__Extracted records__.
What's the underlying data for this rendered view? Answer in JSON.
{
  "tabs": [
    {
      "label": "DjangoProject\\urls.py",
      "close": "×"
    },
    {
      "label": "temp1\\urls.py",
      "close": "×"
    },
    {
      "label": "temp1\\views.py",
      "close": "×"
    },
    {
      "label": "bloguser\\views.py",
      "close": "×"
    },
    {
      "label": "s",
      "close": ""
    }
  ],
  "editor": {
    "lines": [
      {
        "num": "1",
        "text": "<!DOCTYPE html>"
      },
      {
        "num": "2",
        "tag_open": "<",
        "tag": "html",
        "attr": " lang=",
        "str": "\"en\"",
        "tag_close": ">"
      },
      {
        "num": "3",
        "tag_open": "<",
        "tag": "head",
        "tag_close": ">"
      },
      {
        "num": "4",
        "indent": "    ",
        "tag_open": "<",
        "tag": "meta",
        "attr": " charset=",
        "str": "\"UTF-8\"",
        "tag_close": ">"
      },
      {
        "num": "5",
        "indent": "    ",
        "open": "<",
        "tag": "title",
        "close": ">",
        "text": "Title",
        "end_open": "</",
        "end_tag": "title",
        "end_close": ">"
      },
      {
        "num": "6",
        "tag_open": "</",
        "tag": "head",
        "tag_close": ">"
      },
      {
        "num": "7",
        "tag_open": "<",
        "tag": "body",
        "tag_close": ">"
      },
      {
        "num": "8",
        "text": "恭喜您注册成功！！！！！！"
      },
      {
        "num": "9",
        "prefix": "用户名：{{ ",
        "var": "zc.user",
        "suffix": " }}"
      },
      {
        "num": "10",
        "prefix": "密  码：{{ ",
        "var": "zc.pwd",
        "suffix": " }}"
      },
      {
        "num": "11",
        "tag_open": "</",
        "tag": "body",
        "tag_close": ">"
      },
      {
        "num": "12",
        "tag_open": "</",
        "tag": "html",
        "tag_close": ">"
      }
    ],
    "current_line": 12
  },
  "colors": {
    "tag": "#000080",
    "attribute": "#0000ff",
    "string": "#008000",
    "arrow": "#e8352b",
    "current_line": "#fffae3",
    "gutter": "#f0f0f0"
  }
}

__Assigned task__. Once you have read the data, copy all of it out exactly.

__Task response__.
What's the underlying data for this rendered view? Answer in JSON.
{
  "tabs": [
    {
      "label": "DjangoProject\\urls.py",
      "close": "×"
    },
    {
      "label": "temp1\\urls.py",
      "close": "×"
    },
    {
      "label": "temp1\\views.py",
      "close": "×"
    },
    {
      "label": "bloguser\\views.py",
      "close": "×"
    },
    {
      "label": "s",
      "close": ""
    }
  ],
  "editor": {
    "lines": [
      {
        "num": "1",
        "text": "<!DOCTYPE html>"
      },
      {
        "num": "2",
        "tag_open": "<",
        "tag": "html",
        "attr": " lang=",
        "str": "\"en\"",
        "tag_close": ">"
      },
      {
        "num": "3",
        "tag_open": "<",
        "tag": "head",
        "tag_close": ">"
      },
      {
        "num": "4",
        "indent": "    ",
        "tag_open": "<",
        "tag": "meta",
        "attr": " charset=",
        "str": "\"UTF-8\"",
        "tag_close": ">"
      },
      {
        "num": "5",
        "indent": "    ",
        "open": "<",
        "tag": "title",
        "close": ">",
        "text": "Title",
        "end_open": "</",
        "end_tag": "title",
        "end_close": ">"
      },
      {
        "num": "6",
        "tag_open": "</",
        "tag": "head",
        "tag_close": ">"
      },
      {
        "num": "7",
        "tag_open": "<",
        "tag": "body",
        "tag_close": ">"
      },
      {
        "num": "8",
        "text": "恭喜您注册成功！！！！！！"
      },
      {
        "num": "9",
        "prefix": "用户名：{{ ",
        "var": "zc.user",
        "suffix": " }}"
      },
      {
        "num": "10",
        "prefix": "密  码：{{ ",
        "var": "zc.pwd",
        "suffix": " }}"
      },
      {
        "num": "11",
        "tag_open": "</",
        "tag": "body",
        "tag_close": ">"
      },
      {
        "num": "12",
        "tag_open": "</",
        "tag": "html",
        "tag_close": ">"
      }
    ],
    "current_line": 12
  },
  "colors": {
    "tag": "#000080",
    "attribute": "#0000ff",
    "string": "#008000",
    "arrow": "#e8352b",
    "current_line": "#fffae3",
    "gutter": "#f0f0f0"
  }
}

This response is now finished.